"I think it's huge. It's huge for I think all American fans, it's huge for the team, and it's historic," U.S. coach Jurgen Klinsmann said. "We were very well aware that we've never won here at the Azteca Stadium. This is an amazing experience for the all the players. We told them before the game: This moment is for you, go and grab it. We are all aware that it was a lot, a lot of work."
The U.S. had been 0-23-1 against El Tri in 75 years of games at Mexico, including 0-19-1 in the thin air at altitude in Mexico City -- where they had been outscored 81-14.
"Tim Howard kept us in the game I don't know how many times," said Klinsmann, who has been trying to change the defensive mindset the American had at times under Bob Bradley. "It's a mental aspect of it. Eventually, you need a little bit of luck, too, and I think in some instances we were lucky tonight."
It was the second big win for the Americans this year, following their first-ever victory over Italy in a friendly at Genoa in February.
With the European clubs seasons getting under way, the U.S. used a half-strength roster and a makeshift central defense.
Mexico, also below strength following the Olympics, dominated possession but failed to connect on several open shots as the Americans paired Maurice Edu and Geoff Cameron in the center of their back line.

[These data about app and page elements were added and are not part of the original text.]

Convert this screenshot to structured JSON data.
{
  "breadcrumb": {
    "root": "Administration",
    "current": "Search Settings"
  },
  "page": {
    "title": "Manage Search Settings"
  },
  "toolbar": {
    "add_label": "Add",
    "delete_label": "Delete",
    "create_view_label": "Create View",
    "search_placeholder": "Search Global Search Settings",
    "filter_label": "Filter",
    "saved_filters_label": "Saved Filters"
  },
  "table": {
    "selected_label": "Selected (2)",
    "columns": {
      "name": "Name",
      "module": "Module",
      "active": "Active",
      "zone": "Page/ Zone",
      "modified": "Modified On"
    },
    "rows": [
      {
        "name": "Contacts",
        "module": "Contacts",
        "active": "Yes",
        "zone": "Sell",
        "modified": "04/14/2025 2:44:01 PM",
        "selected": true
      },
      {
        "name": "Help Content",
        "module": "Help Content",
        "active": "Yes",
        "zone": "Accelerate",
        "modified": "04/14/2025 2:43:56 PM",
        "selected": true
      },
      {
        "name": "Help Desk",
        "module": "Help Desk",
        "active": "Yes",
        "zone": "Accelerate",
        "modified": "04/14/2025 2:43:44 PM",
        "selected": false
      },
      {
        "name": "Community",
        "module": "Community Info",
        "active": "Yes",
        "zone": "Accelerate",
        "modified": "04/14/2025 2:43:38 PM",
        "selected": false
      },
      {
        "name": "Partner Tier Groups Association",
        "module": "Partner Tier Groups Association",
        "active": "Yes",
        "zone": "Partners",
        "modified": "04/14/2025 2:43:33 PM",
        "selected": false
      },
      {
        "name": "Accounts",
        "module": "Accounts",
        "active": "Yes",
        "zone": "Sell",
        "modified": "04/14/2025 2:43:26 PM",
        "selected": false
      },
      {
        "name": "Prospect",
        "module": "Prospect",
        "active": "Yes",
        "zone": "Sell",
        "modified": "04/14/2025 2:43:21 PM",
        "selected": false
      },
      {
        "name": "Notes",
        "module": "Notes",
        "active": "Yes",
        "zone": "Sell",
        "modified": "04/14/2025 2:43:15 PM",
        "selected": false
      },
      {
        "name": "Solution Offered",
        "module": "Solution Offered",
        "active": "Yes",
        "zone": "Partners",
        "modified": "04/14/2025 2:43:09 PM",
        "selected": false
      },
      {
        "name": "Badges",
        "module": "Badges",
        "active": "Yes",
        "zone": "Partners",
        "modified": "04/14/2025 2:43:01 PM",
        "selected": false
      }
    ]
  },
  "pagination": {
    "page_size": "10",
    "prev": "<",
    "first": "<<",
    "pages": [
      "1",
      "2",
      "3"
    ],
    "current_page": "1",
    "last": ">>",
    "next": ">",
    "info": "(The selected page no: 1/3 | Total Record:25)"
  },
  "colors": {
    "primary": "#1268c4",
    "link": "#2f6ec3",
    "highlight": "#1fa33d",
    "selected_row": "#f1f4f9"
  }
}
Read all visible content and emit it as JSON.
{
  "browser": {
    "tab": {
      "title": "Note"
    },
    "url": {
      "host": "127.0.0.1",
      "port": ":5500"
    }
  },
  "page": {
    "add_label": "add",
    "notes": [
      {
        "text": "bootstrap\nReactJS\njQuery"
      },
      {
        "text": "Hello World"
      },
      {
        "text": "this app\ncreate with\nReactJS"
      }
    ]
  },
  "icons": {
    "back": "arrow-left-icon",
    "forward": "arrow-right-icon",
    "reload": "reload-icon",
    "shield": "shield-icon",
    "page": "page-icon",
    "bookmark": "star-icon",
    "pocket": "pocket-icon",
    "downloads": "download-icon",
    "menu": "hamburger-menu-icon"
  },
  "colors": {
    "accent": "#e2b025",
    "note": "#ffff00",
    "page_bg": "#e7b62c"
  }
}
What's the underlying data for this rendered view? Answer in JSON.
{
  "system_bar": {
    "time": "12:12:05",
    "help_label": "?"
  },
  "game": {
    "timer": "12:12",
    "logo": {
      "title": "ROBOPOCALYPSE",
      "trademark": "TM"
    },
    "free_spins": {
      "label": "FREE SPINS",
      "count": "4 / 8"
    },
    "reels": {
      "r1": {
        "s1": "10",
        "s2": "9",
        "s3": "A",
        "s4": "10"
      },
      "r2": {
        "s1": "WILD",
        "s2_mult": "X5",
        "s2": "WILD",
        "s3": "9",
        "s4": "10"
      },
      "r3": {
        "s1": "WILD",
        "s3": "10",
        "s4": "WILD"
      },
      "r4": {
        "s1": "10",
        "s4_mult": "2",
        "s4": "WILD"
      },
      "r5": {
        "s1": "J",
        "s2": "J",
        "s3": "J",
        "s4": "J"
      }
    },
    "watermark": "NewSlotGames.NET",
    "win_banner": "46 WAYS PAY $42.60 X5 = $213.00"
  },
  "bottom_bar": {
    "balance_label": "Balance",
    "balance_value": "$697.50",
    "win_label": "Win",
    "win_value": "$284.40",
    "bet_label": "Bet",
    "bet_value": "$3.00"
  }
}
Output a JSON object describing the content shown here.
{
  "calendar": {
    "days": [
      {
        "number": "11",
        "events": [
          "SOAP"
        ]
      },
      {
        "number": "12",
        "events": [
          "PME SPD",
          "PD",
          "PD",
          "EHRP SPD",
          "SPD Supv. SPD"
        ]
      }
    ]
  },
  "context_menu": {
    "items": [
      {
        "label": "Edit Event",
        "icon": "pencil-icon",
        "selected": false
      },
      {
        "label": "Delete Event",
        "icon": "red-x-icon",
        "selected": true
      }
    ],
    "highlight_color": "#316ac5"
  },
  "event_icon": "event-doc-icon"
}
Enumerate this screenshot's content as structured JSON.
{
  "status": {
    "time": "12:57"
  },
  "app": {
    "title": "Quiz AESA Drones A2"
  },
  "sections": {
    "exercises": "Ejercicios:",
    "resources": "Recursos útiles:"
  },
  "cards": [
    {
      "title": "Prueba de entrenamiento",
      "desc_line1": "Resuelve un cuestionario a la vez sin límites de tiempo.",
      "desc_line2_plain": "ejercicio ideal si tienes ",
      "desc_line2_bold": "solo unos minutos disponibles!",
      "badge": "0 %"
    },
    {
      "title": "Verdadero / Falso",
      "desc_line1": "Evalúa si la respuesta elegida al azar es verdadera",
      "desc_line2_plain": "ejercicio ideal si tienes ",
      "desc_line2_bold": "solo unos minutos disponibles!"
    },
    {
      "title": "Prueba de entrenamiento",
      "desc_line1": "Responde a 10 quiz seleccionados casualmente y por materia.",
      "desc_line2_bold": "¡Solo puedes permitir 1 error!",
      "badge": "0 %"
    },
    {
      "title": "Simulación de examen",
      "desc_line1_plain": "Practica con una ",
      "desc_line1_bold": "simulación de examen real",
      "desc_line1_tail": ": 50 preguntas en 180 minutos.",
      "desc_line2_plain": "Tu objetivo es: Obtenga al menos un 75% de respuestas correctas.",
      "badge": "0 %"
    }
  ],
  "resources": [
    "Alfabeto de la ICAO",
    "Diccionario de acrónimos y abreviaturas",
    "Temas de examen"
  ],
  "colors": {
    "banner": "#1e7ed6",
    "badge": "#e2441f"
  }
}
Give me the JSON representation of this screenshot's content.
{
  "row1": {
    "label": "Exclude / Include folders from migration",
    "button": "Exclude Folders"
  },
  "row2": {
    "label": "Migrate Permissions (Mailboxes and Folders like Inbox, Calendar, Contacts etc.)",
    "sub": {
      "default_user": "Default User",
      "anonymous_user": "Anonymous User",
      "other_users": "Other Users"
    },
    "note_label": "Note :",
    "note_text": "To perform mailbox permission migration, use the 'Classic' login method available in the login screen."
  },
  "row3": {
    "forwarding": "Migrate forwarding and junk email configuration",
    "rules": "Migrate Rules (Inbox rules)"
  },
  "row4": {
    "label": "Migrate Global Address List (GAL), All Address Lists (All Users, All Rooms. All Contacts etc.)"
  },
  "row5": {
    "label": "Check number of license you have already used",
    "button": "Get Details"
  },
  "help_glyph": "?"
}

The game marked the start of the Americans' second year under Klinsmann, who replaced Bradley last summer after Mexico overcame a two-goal deficit to win the CONCACAF Gold Cup final 4-2.
The U.S. figures to have a lineup closer to full strength for a pair of World Cup qualifiers against Jamaica next month, on the road on Sept. 7 and at Columbus, Ohio, four days later. Mexico plays Costa Rica twice on those same days.
"We know we have to improve in many, many elements," Klinsmann said. "We have to keep the ball longer. We have to create more chances. We have to do a lot of work still. But I think this gives us a lot of confidence."
Landon Donovan, searching for his 50th international goal, left at the start of the second half because of a tight hamstring and DaMarcus Beasley came in for his 97th international appearance. Boyd came in at the same time to replace an ineffective Jose Torres.
Cameron got his head on a cross from Elias Hernandez in the 56th minute, preventing Hernandez from an open shot in front. A minute later, Jesus Zavala put an open header over the crossbar.
With Ochoa off his line, Kyle Beckerman put a long, sliding shot just over the crossbar in the 60th.
Andres Guardado hooked a free kick just wide to Howard's right post in the 65th after Cameron fouled Hernandez just outside the penalty area. Hernandez then sent an open header wide in the 76th off a cross from Hernandez.
"It was very difficult in high altitude, with many of them flying in from Europe two days ago," Klinsmann said. "But we had a plan, and we tried to execute that plan and getting that win here, I mean it's quite enjoyable."